YOUR INSTRUCTIONS – Find how many lines in the data below mention "subtitle". Give the number only.
── RECORDS FOR PROCESSING ──
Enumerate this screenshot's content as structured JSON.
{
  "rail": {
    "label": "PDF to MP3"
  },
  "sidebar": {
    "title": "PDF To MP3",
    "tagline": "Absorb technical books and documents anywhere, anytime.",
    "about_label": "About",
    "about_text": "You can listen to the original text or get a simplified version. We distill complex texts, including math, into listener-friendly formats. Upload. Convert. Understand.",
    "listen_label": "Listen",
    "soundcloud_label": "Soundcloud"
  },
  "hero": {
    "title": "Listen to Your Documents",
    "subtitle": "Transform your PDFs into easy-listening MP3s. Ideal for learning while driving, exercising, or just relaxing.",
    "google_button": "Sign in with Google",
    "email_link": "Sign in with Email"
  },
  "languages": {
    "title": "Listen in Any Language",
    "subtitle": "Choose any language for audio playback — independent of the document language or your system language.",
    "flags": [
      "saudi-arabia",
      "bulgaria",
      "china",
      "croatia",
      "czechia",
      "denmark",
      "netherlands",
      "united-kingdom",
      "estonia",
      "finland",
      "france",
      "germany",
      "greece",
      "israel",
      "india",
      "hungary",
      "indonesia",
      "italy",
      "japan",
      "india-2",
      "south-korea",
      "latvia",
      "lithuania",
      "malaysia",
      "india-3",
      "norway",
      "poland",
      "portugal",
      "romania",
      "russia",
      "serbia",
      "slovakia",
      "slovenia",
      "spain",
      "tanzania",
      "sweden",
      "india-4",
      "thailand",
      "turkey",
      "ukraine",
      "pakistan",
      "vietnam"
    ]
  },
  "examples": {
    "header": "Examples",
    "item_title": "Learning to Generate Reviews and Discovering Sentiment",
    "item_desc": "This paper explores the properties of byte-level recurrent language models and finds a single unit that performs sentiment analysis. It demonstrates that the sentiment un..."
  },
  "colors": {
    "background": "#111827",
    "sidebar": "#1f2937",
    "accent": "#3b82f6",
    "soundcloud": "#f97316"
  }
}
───
SOLUTION FOR THIS PROBLEM – 2